Each line in the entries that has the word "true" has to be copied.

▽

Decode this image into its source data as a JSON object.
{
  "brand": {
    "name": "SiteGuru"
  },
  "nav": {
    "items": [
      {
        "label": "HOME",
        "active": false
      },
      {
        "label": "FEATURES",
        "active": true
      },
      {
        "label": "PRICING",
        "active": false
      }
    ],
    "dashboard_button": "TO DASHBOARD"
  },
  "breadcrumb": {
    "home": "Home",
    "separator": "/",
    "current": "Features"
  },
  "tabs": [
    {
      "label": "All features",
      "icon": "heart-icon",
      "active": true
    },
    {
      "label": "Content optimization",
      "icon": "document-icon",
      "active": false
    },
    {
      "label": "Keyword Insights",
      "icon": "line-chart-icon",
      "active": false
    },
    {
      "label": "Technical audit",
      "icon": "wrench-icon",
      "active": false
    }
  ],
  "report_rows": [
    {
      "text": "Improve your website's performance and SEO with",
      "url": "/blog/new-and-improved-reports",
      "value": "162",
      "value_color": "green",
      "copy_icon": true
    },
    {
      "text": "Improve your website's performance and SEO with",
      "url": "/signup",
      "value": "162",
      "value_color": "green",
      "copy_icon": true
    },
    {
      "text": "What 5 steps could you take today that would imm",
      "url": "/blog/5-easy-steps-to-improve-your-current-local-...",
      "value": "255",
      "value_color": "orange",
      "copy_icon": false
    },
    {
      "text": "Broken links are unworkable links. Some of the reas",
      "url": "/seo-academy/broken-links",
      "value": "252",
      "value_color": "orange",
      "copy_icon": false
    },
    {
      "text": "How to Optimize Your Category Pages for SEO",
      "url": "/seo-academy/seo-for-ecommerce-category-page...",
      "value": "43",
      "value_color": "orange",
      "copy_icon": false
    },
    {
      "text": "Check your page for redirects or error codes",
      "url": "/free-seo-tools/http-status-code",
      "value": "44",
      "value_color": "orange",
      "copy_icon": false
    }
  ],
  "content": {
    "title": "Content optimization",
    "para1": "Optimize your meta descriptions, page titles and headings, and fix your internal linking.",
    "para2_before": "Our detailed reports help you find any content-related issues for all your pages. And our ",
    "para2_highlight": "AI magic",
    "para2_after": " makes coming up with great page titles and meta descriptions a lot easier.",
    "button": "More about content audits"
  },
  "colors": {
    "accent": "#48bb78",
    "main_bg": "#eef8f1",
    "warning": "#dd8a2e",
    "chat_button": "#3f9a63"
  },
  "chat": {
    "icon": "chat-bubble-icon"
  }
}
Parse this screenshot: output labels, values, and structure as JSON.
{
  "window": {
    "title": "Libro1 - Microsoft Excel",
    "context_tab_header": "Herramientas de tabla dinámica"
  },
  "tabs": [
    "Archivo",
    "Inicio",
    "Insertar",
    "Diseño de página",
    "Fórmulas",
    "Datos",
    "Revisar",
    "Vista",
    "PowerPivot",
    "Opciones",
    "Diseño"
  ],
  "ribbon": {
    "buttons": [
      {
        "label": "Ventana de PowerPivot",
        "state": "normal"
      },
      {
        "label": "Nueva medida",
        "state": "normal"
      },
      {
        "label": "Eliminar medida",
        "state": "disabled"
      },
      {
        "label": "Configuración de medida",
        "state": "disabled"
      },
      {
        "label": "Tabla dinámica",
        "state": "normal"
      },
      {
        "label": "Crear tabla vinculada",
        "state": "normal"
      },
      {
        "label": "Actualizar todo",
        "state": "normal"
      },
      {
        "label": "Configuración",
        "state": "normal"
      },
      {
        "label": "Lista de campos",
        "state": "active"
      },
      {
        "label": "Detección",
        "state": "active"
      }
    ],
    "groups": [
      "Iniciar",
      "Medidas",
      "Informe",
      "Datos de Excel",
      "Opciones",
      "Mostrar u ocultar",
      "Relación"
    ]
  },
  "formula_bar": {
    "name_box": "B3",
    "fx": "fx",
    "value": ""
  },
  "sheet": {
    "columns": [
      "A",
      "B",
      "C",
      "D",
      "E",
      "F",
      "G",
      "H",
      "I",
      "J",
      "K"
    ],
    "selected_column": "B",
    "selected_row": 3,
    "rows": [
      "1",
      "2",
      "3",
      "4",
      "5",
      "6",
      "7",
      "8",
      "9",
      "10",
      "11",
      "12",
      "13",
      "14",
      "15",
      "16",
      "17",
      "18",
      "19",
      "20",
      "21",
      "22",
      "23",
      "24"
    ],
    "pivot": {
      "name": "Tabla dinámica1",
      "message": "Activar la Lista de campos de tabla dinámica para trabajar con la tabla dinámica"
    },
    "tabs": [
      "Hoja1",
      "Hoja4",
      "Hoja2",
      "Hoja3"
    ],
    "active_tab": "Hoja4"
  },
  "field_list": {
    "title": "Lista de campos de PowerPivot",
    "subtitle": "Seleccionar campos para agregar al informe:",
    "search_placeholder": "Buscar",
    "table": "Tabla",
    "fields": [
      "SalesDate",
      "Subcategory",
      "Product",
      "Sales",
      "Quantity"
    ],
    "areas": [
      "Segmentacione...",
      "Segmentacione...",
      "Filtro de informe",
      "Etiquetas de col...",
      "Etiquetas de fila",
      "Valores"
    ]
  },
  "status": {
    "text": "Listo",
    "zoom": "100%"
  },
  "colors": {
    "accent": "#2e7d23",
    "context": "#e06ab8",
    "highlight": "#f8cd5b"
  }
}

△

**Response:**
        "active": true
      "active": true
      "copy_icon": true
      "copy_icon": true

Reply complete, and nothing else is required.